The United Kingdom (UK) has found itself in turmoil ever since the country voted to leave the European Union (EU) back in June 2016. The UK government has now released its assessment on the potential effects on the country if the lawmakers fail to agree on a deal with the EU. The country had two years to agree on a deal with the EU before its formal exit, but even though the deadline of 29th March is nearing, the UK has no deal in place. The possibility of a no deal Brexit is quite real, and if it comes to pass, then it could lead to complete chaos according to many experts.
Some of the findings in the report are quite alarming. The imposition of tariffs will raise food prices significantly. There was a move to ask leading UK supermarkets to stockpile food, but that is not really a possibility since the storage capability is simply not there. The report states, “In the absence of other action from government, some food prices are likely to increase, and there is a risk that consumer behaviour could exacerbate, or create, shortages in this scenario. As of February 2019, many businesses in the food supply industry are unprepared for a no-deal scenario.”
British Prime Minister Theresa May had agreed on a deal with the EU last year, but for it to be agreed, it needs to pass a vote in the Parliament. However, she has repeatedly failed to garner the necessary support needed to seal the deal and now the country is, unfortunately, staring at the possibility of a no deal Brexit. Earlier this week, news had in fact surfaced that if May is unable to reach a deal with the EU, then she might delay UK’s exit. That could give her the necessary time to push through the deal. However, it is also important to point out that most Members of Parliament are adamant that Brexit should go ahead as scheduled.
However, the biggest concern for most businesses was the start of tariff checks, and many had already stated that it could prove to be extremely damaging for British business. Finally, the authorities have come up with a figure, and in this report, it has been stated that businesses could expect a rise in costs to the tune of £13 billion a year.
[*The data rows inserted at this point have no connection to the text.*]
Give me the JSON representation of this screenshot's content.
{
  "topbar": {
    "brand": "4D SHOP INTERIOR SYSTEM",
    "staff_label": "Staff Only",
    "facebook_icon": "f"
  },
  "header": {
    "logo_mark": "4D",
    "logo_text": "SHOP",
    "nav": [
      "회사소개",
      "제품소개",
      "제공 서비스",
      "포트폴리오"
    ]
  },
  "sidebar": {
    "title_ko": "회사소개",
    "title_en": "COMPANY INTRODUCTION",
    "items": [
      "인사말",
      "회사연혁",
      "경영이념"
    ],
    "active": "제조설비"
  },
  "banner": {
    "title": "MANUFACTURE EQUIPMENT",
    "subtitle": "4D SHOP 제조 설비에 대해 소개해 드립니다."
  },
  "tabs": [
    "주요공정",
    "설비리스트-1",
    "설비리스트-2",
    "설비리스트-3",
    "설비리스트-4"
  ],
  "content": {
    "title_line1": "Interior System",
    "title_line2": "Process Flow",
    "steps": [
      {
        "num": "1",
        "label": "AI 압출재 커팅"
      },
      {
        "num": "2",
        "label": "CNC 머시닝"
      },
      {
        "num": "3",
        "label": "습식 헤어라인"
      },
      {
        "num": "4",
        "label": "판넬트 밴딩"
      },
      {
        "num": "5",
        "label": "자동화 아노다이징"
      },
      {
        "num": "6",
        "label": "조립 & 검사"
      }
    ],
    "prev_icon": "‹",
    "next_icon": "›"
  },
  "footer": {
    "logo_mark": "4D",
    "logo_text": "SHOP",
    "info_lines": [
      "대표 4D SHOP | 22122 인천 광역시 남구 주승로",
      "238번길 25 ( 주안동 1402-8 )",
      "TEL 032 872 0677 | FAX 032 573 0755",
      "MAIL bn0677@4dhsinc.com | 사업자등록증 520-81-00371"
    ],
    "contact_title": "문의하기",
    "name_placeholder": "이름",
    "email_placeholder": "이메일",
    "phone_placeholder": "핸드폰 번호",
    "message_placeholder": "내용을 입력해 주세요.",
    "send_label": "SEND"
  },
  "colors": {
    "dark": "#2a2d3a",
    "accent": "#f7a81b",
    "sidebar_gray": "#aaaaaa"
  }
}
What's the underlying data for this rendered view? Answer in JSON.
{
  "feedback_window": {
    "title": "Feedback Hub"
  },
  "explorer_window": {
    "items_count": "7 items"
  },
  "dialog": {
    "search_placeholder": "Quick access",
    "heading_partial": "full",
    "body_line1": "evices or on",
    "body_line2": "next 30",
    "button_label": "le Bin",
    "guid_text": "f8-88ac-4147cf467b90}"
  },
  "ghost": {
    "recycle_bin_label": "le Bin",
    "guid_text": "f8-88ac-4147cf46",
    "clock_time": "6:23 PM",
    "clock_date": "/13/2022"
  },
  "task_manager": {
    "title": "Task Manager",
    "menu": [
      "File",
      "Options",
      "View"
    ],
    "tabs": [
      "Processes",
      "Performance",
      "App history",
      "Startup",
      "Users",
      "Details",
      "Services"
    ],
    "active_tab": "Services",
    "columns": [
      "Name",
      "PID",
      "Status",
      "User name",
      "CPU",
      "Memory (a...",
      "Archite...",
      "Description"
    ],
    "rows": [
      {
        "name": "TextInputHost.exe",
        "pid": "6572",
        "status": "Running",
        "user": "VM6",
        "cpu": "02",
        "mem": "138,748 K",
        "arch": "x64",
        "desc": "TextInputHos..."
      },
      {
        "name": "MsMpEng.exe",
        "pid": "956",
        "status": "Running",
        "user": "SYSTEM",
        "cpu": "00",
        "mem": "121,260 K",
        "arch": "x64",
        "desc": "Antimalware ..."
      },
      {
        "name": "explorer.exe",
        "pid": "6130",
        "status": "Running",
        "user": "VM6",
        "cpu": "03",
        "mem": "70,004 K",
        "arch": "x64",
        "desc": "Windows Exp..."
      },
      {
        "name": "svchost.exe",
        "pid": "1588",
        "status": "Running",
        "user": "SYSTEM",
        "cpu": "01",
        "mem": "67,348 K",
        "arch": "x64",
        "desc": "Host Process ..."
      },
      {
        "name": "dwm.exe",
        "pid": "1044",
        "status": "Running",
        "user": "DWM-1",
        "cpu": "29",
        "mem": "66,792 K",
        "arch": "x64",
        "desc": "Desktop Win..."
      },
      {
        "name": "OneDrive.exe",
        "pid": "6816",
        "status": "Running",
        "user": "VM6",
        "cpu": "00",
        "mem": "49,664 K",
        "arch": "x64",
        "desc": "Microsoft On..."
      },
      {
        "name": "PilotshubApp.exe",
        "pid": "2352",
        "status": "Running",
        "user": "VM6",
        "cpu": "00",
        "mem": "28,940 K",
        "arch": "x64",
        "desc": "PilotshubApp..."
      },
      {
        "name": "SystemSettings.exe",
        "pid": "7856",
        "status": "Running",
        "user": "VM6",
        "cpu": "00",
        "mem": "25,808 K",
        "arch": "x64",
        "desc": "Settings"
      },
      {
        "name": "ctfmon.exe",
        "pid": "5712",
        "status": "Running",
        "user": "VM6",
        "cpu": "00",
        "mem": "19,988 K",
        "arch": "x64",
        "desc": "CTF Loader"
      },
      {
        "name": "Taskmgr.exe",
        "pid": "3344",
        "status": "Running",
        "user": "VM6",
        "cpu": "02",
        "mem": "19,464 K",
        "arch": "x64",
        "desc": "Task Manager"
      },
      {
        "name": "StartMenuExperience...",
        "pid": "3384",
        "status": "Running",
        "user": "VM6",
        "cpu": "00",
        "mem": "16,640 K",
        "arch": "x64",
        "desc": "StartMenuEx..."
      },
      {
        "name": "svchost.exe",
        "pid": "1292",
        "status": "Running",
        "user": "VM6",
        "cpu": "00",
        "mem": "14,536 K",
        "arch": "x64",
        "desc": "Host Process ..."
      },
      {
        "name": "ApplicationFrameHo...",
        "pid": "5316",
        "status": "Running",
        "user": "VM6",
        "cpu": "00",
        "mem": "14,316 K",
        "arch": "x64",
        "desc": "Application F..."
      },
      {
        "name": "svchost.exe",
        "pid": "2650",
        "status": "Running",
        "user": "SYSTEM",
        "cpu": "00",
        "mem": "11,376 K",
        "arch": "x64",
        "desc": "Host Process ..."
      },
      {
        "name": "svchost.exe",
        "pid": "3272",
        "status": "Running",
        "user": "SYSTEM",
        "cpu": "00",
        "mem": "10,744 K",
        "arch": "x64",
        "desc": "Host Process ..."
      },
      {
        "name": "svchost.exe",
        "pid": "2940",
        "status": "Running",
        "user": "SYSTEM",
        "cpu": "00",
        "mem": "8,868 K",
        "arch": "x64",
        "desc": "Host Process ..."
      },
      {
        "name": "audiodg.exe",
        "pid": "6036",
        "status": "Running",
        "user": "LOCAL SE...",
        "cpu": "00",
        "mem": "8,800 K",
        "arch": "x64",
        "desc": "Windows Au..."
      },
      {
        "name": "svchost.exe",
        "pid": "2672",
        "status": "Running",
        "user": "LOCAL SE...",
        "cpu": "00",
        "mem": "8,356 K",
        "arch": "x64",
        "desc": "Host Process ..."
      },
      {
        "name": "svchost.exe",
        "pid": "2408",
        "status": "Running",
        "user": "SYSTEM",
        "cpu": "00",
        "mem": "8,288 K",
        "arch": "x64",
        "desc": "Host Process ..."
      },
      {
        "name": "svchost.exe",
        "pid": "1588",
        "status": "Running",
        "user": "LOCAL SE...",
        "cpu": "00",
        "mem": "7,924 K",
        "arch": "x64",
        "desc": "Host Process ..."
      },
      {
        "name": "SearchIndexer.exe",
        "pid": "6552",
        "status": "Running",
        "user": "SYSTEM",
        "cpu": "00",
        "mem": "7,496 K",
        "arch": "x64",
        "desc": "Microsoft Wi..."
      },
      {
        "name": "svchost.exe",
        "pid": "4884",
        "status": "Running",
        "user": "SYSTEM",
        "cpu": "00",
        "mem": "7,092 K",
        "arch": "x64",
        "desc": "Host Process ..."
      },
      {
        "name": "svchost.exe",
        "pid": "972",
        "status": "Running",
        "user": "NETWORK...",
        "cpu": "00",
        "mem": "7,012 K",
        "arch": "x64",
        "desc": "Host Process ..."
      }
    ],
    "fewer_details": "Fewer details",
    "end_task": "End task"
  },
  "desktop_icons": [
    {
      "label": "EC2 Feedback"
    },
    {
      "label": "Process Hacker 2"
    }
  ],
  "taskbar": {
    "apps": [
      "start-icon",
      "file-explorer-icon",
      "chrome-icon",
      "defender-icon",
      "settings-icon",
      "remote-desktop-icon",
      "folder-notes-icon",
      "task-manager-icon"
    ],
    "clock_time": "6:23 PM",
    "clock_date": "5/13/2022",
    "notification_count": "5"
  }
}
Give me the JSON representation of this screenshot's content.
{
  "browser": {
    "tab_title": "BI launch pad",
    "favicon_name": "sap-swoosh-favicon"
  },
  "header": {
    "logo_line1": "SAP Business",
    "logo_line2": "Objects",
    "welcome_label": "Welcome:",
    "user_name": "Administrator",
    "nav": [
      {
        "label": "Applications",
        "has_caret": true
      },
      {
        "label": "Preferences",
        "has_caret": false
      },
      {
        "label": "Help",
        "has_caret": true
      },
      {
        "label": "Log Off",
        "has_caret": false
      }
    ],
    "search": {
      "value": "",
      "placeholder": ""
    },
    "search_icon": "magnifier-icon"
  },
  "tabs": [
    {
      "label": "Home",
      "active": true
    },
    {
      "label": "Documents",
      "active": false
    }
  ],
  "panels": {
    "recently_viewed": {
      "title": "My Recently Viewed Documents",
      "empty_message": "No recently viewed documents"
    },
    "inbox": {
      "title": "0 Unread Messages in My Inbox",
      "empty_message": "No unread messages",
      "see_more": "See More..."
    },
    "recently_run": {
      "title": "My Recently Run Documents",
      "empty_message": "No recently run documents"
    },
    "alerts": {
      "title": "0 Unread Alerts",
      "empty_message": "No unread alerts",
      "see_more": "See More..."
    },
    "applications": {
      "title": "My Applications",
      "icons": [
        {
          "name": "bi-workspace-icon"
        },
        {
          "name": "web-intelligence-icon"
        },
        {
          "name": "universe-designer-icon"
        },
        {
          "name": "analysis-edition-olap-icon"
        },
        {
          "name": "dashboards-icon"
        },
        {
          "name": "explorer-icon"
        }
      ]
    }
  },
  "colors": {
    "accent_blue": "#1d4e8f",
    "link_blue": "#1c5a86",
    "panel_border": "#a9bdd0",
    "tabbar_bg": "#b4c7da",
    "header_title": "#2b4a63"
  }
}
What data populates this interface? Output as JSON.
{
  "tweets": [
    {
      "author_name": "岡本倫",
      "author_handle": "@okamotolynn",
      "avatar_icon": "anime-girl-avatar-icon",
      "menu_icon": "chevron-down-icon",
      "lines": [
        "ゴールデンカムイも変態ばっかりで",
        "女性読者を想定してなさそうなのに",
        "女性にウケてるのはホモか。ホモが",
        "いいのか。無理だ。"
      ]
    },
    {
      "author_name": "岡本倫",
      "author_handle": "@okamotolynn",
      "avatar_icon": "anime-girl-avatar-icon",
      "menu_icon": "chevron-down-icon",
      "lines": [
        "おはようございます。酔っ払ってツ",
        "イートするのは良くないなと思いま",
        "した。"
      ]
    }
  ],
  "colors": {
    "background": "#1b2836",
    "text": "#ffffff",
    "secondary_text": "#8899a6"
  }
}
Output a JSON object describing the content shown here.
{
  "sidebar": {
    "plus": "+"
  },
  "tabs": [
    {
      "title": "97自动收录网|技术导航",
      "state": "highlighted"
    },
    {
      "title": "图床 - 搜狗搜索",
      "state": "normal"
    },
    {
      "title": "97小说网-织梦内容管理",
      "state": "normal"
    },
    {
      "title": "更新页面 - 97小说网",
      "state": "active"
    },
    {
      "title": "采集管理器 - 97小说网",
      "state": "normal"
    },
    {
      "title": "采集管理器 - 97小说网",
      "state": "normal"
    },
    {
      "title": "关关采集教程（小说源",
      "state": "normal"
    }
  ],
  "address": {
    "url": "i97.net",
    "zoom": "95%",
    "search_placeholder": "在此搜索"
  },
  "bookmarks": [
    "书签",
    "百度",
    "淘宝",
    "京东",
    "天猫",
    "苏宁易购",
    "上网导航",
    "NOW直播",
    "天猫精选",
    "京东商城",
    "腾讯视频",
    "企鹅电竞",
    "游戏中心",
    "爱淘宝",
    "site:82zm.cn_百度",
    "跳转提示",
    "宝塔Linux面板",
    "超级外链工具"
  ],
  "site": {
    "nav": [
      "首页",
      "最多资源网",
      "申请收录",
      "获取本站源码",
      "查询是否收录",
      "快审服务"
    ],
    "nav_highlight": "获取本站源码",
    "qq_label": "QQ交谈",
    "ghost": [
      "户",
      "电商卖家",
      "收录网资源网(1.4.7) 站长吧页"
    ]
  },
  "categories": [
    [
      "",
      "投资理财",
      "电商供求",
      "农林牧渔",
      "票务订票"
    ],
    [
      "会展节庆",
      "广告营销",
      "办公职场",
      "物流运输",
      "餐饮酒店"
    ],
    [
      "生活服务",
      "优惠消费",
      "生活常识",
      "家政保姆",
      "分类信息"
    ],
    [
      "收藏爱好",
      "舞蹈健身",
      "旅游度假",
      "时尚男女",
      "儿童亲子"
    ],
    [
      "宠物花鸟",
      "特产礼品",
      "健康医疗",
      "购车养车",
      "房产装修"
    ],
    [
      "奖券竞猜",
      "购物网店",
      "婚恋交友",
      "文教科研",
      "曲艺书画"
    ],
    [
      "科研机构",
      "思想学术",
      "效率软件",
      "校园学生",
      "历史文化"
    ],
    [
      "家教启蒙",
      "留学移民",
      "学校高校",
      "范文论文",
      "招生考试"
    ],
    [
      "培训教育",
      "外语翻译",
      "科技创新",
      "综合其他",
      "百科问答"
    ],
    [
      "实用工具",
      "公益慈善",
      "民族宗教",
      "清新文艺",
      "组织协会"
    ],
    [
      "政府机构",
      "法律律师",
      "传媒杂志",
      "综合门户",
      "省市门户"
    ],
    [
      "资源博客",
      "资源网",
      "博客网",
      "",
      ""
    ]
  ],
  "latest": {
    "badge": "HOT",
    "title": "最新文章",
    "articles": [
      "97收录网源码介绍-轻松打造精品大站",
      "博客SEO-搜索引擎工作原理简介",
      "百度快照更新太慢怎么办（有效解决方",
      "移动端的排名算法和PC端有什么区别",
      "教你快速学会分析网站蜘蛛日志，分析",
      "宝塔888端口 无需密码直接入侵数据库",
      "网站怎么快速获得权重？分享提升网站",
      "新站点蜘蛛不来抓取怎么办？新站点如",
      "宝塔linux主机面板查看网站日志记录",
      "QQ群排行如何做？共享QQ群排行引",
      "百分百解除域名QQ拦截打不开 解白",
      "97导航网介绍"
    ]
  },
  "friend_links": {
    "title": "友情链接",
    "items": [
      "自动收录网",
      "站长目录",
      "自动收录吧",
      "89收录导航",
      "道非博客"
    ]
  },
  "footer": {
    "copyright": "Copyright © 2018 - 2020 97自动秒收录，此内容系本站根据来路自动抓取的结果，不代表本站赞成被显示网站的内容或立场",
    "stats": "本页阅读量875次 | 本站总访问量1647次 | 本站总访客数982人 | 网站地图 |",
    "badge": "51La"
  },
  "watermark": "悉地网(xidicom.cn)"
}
Needless to say, it is without a doubt a conservative estimate and the actual scenario could be far worse for businesses which depend on deliveries from Europe.